For centuries black bears have made Lassen Volcanic National Park their home. Their movements are dictated by ancient connections to the seasons, food sources, and their own inclinations. Bears are curious, intelligent, and potentially dangerous animals.
Lassen is home to about 30 black bears. Despite what their name implies, black bear fur can vary from blonde to black in color. These adaptable animals live in the park year-round, however they enter torpor--a short-term form of hibernation--in the snowy winter months.
Be Bear Aware
Your actions help keep Lassen's wild animals wild.When people do not take the proper precautions to protect themselves and wildlife, both bears and people are endangered. Your actions help ensure your safety, and the well-being of Lassen's black bears. Download a printable bear safety handout (pdf, 1.5MB).
- Avoid potential bear encounters on the trail by making noise to make your presence known.
- Be particularly careful near streams, and when vegetation or terrain limits visibility.
- In developed areas, always store food properly to avoid attracting bears, and never intentionally get close to a bear or attempt to feed it.
- Use pullouts to view bears near the road, stay in your car, and keep a distance of at least 300 feet (100 yards) at all times.
- As always, adhere to speed limits - speeding kills bears!
Bears and Food
Odors attract bears to campgrounds and picnic areas. Allowing a bear to obtain human food, even once, often results in aggressive behavior. Remember a fed bear, is a dead bear. Help keep bears wild and alive by following a few guidelines:
Please note that failure to follow food storage regulations is a violation of federal law and may result in a citation.
- Properly store all odorous items such as food, garbage, food containers (empty and full), cookware (clean or dirty), toiletries, and bug repellent.
- Secure storage locations include bear-resistant food lockers, or inside hard-sided vehicles with windows rolled up, or inside the trunk.
- Only have food out that you are actually using;if you are not using it, please put it back in the food locker.
- Never store food, garbage or toiletries in tents or sleeping bags.
- Place all trash in bear-resistant garbage dumpsters.
- Never leave your pack unattended.
- Immediately report violations and all bear sightings to the campground host or the nearest ranger.
IGBC-Certified Food Storage Required
Overnight backcountry users must use a container certified by the Interagency Grizzly Bear Committee (IGBC) to store food and scented items. This regulation is in response to increased negative bear and human interactions in the park. Bear canisters are not required December 1 through April 15.
- Food, toiletries, utensils, cookware, and other food-scented items must be stored in an NPS approved canister when not in use or unattended.
- View a list of IGBC certified bear-resistant products here.
- Bear Vault 450 and 500 canisters are available for at the Loomis Museum or Kohm Yah-mah-nee Visitor Center from 9 am to 5 pm daily in the summer season.
If you Encounter a Bear

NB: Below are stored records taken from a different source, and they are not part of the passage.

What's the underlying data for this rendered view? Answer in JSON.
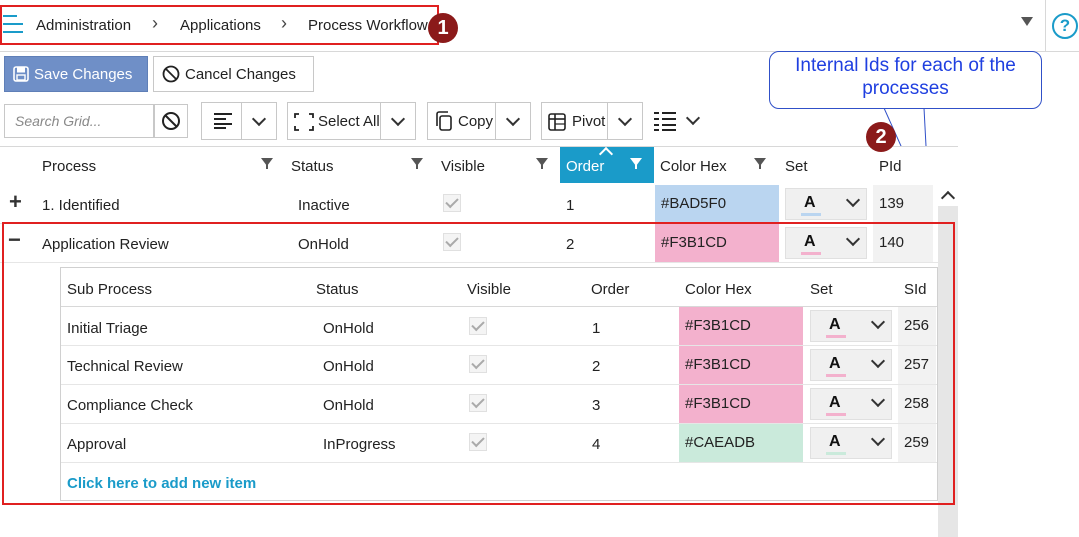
{
  "breadcrumb": {
    "items": [
      "Administration",
      "Applications",
      "Process Workflow"
    ]
  },
  "callouts": {
    "badge1": "1",
    "badge2": "2",
    "note": "Internal Ids for each of the processes"
  },
  "help": {
    "label": "?"
  },
  "actions": {
    "save": "Save Changes",
    "cancel": "Cancel Changes"
  },
  "toolbar": {
    "search_placeholder": "Search Grid...",
    "select_all": "Select All",
    "copy": "Copy",
    "pivot": "Pivot"
  },
  "grid": {
    "columns": [
      "Process",
      "Status",
      "Visible",
      "Order",
      "Color Hex",
      "Set",
      "PId"
    ],
    "sorted_column": "Order",
    "rows": [
      {
        "expander": "+",
        "process": "1. Identified",
        "status": "Inactive",
        "visible": true,
        "order": "1",
        "color_hex": "#BAD5F0",
        "set_color": "#BAD5F0",
        "pid": "139"
      },
      {
        "expander": "−",
        "process": "Application Review",
        "status": "OnHold",
        "visible": true,
        "order": "2",
        "color_hex": "#F3B1CD",
        "set_color": "#F3B1CD",
        "pid": "140"
      }
    ]
  },
  "subgrid": {
    "columns": [
      "Sub Process",
      "Status",
      "Visible",
      "Order",
      "Color Hex",
      "Set",
      "SId"
    ],
    "rows": [
      {
        "name": "Initial Triage",
        "status": "OnHold",
        "visible": true,
        "order": "1",
        "color_hex": "#F3B1CD",
        "set_color": "#F3B1CD",
        "sid": "256"
      },
      {
        "name": "Technical Review",
        "status": "OnHold",
        "visible": true,
        "order": "2",
        "color_hex": "#F3B1CD",
        "set_color": "#F3B1CD",
        "sid": "257"
      },
      {
        "name": "Compliance Check",
        "status": "OnHold",
        "visible": true,
        "order": "3",
        "color_hex": "#F3B1CD",
        "set_color": "#F3B1CD",
        "sid": "258"
      },
      {
        "name": "Approval",
        "status": "InProgress",
        "visible": true,
        "order": "4",
        "color_hex": "#CAEADB",
        "set_color": "#CAEADB",
        "sid": "259"
      }
    ],
    "add_item": "Click here to add new item"
  },
  "set_glyph": "A",
  "colors": {
    "accent": "#1A9BC9",
    "primary_button": "#6F8FC7",
    "callout_red": "#E02020",
    "badge": "#8B1A1A",
    "note_blue": "#1F3FE0"
  }
}
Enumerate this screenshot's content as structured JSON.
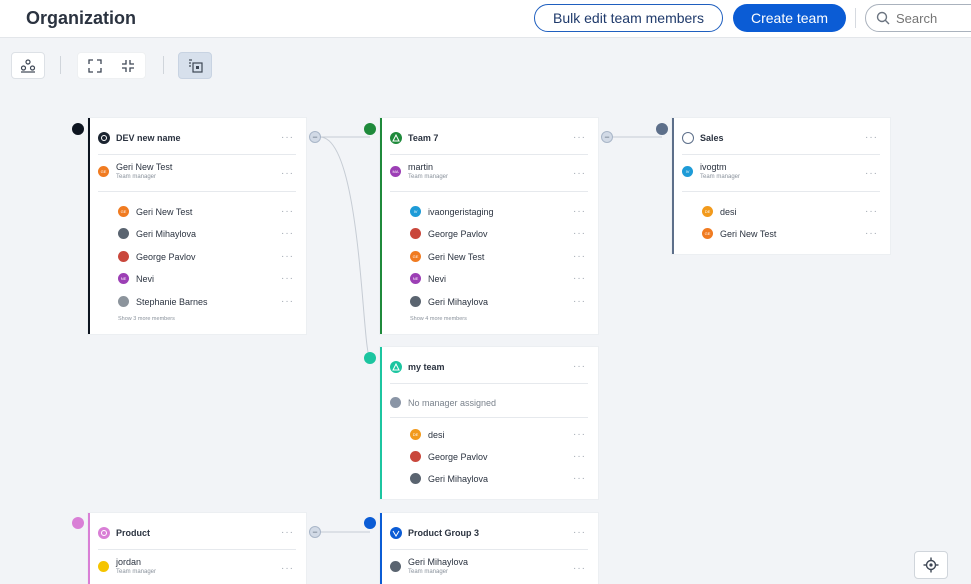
{
  "header": {
    "title": "Organization",
    "bulk_edit_label": "Bulk edit team members",
    "create_team_label": "Create team",
    "search_placeholder": "Search"
  },
  "colors": {
    "primary": "#0b5cd5",
    "dev": "#0d1420",
    "team7": "#1f8a3b",
    "sales": "#5d6f8a",
    "myteam": "#1cc5a0",
    "product": "#d97fd6",
    "productgroup": "#0b5cd5"
  },
  "teams": {
    "dev": {
      "name": "DEV new name",
      "manager": {
        "name": "Geri New Test",
        "role": "Team manager",
        "initials": "GE"
      },
      "members": [
        {
          "name": "Geri New Test",
          "initials": "GE"
        },
        {
          "name": "Geri Mihaylova",
          "initials": ""
        },
        {
          "name": "George Pavlov",
          "initials": ""
        },
        {
          "name": "Nevi",
          "initials": "NE"
        },
        {
          "name": "Stephanie Barnes",
          "initials": ""
        }
      ],
      "more": "Show 3 more members"
    },
    "team7": {
      "name": "Team 7",
      "manager": {
        "name": "martin",
        "role": "Team manager",
        "initials": "MA"
      },
      "members": [
        {
          "name": "ivaongeristaging",
          "initials": "IV"
        },
        {
          "name": "George Pavlov",
          "initials": ""
        },
        {
          "name": "Geri New Test",
          "initials": "GE"
        },
        {
          "name": "Nevi",
          "initials": "NE"
        },
        {
          "name": "Geri Mihaylova",
          "initials": ""
        }
      ],
      "more": "Show 4 more members"
    },
    "sales": {
      "name": "Sales",
      "manager": {
        "name": "ivogtm",
        "role": "Team manager",
        "initials": "IV"
      },
      "members": [
        {
          "name": "desi",
          "initials": "DE"
        },
        {
          "name": "Geri New Test",
          "initials": "GE"
        }
      ]
    },
    "myteam": {
      "name": "my team",
      "no_manager": "No manager assigned",
      "members": [
        {
          "name": "desi",
          "initials": "DE"
        },
        {
          "name": "George Pavlov",
          "initials": ""
        },
        {
          "name": "Geri Mihaylova",
          "initials": ""
        }
      ]
    },
    "product": {
      "name": "Product",
      "manager": {
        "name": "jordan",
        "role": "Team manager"
      }
    },
    "productgroup": {
      "name": "Product Group 3",
      "manager": {
        "name": "Geri Mihaylova",
        "role": "Team manager"
      }
    }
  },
  "more_icon": "···",
  "collapse_icon": "−"
}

Bears are territorial. If you surprise a bear at close range (less than 300 feet), you may be intruding into it space. Most bear encounters end without injury, especially if you follow some basic guidelines and remember that your safety depends on your ability to calm the bear:

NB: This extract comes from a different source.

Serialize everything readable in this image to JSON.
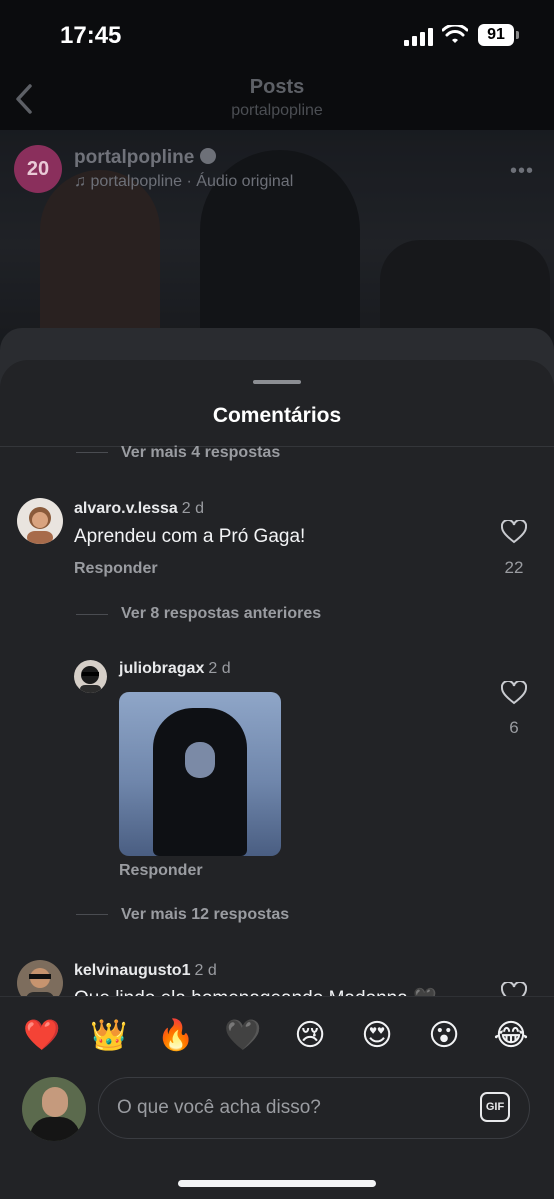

- Do not run! Bears can easily outrun you. Running may cause an otherwise non-aggressive bear to attack.
- If the bear is aware of you but has not acted aggressively, slowly back away.
- If the bear is unaware of you, keep out of sight and detour behind or downwind of the bear.

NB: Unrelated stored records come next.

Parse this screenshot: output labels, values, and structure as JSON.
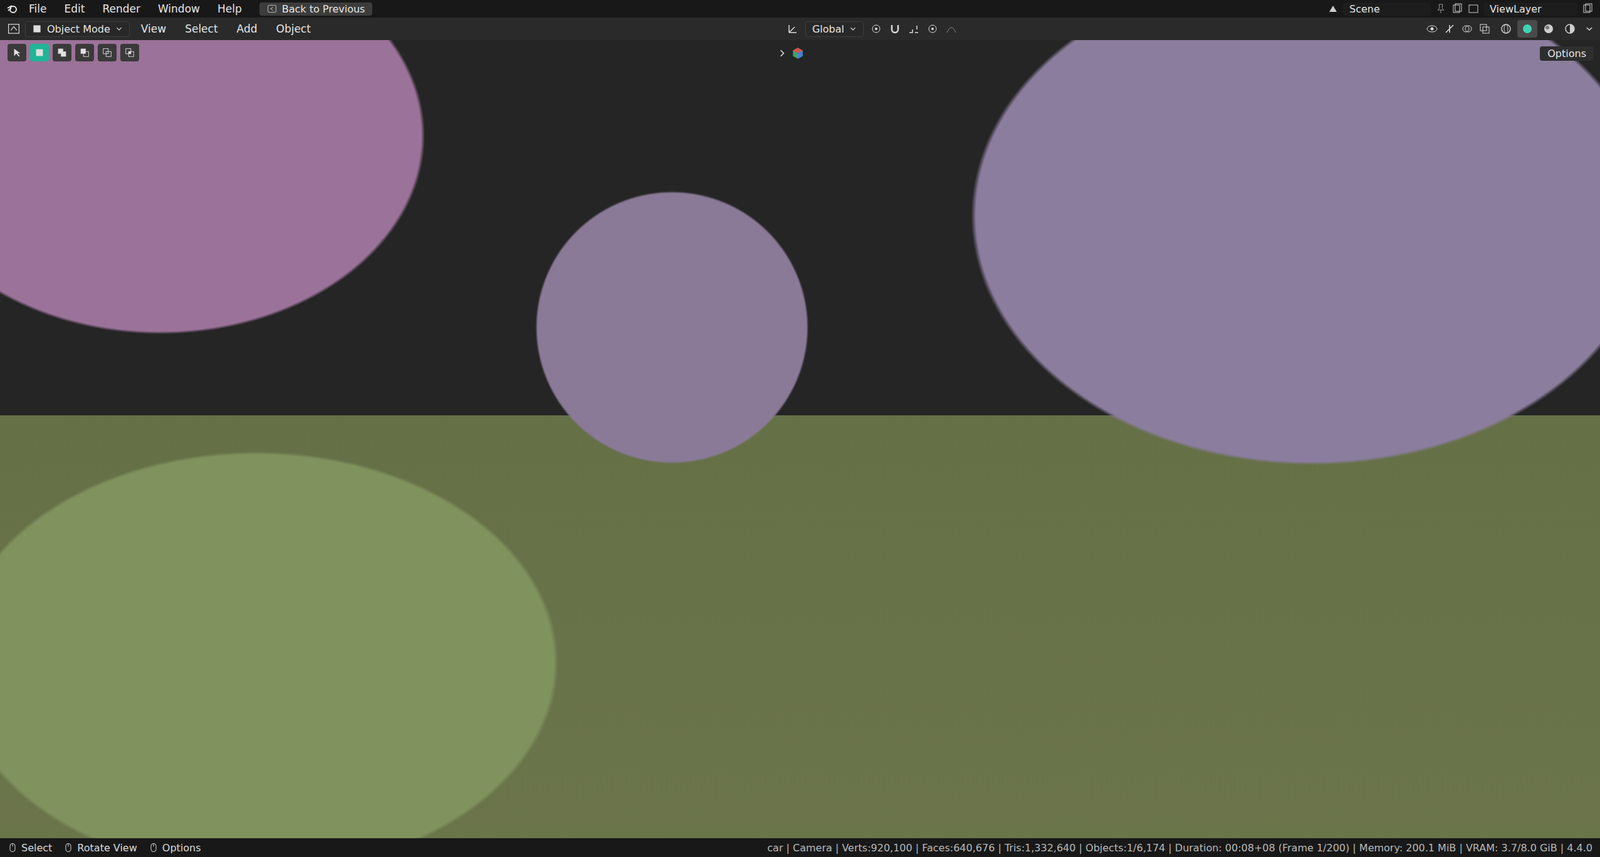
{
  "top_bar": {
    "menus": [
      "File",
      "Edit",
      "Render",
      "Window",
      "Help"
    ],
    "back_button": "Back to Previous",
    "scene": "Scene",
    "view_layer": "ViewLayer"
  },
  "header": {
    "mode": "Object Mode",
    "menus": [
      "View",
      "Select",
      "Add",
      "Object"
    ],
    "orientation": "Global",
    "shading": [
      {
        "kind": "wireframe",
        "selected": false
      },
      {
        "kind": "solid",
        "selected": true
      },
      {
        "kind": "material",
        "selected": false
      },
      {
        "kind": "rendered",
        "selected": false
      }
    ]
  },
  "tool_header": {
    "select_modes": [
      {
        "kind": "set",
        "selected": true
      },
      {
        "kind": "extend",
        "selected": false
      },
      {
        "kind": "subtract",
        "selected": false
      },
      {
        "kind": "difference",
        "selected": false
      },
      {
        "kind": "intersect",
        "selected": false
      }
    ],
    "options": "Options"
  },
  "status_bar": {
    "hints": [
      "Select",
      "Rotate View",
      "Options"
    ],
    "stats": "car | Camera | Verts:920,100 | Faces:640,676 | Tris:1,332,640 | Objects:1/6,174 | Duration: 00:08+08 (Frame 1/200) | Memory: 200.1 MiB | VRAM: 3.7/8.0 GiB | 4.4.0"
  }
}
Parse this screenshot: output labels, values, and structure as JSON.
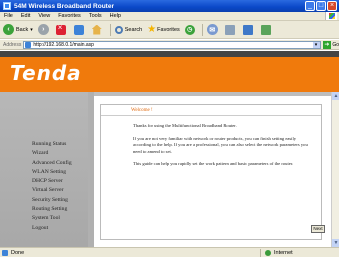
{
  "window": {
    "title": "54M Wireless Broadband Router"
  },
  "menu": [
    "File",
    "Edit",
    "View",
    "Favorites",
    "Tools",
    "Help"
  ],
  "toolbar": {
    "back_label": "Back",
    "search_label": "Search",
    "favorites_label": "Favorites"
  },
  "address": {
    "label": "Address",
    "url": "http://192.168.0.1/main.asp",
    "go_label": "Go"
  },
  "brand": {
    "logo_text": "Tenda"
  },
  "sidebar": {
    "items": [
      "Running Status",
      "Wizard",
      "Advanced Config",
      "WLAN Setting",
      "DHCP Server",
      "Virtual Server",
      "Security Setting",
      "Routing Setting",
      "System Tool",
      "Logout"
    ]
  },
  "main": {
    "welcome_title": "Welcome !",
    "paragraphs": [
      "Thanks for using the Multifunctional Broadband Router.",
      "If you are not very familiar with network or router products, you can finish setting easily according to the help. If you are a professional, you can also select the network parameters you need to amend to set.",
      "This guide can help you rapidly set the work pattern and basic parameters of the router."
    ],
    "next_label": "Next"
  },
  "status": {
    "text": "Done",
    "zone": "Internet"
  }
}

- Stay calm and remember that most bears do not want to attack you, they usually just want to be left alone.
- Pick up small children immediately and stay in a group.
- Do not drop your pack! This teaches the bears how to obtain human food and often results in the death of a bear.
- Do not climb a tree. All black bears can climb trees.
If a Bear Approaches or Charges You
Do not run! Most bear attacks result from surprise encounters when the bear is defending their young or a food source, such as a carcass.
- Bear experts generally recommend standing still until the bear stops and then slowly backing away.
- If you are attacked, do not play dead–fight back. Concentrate your kicks and blows on the bear's face and muzzle. If you have bear spray, aim directly at the bear's face.
- Stay calm. Bears may bluff their way out of an encounter by charging, and then turning away at the last second. Bears may also act defensively by woofing, growling, snapping their jaws or laying their ears back.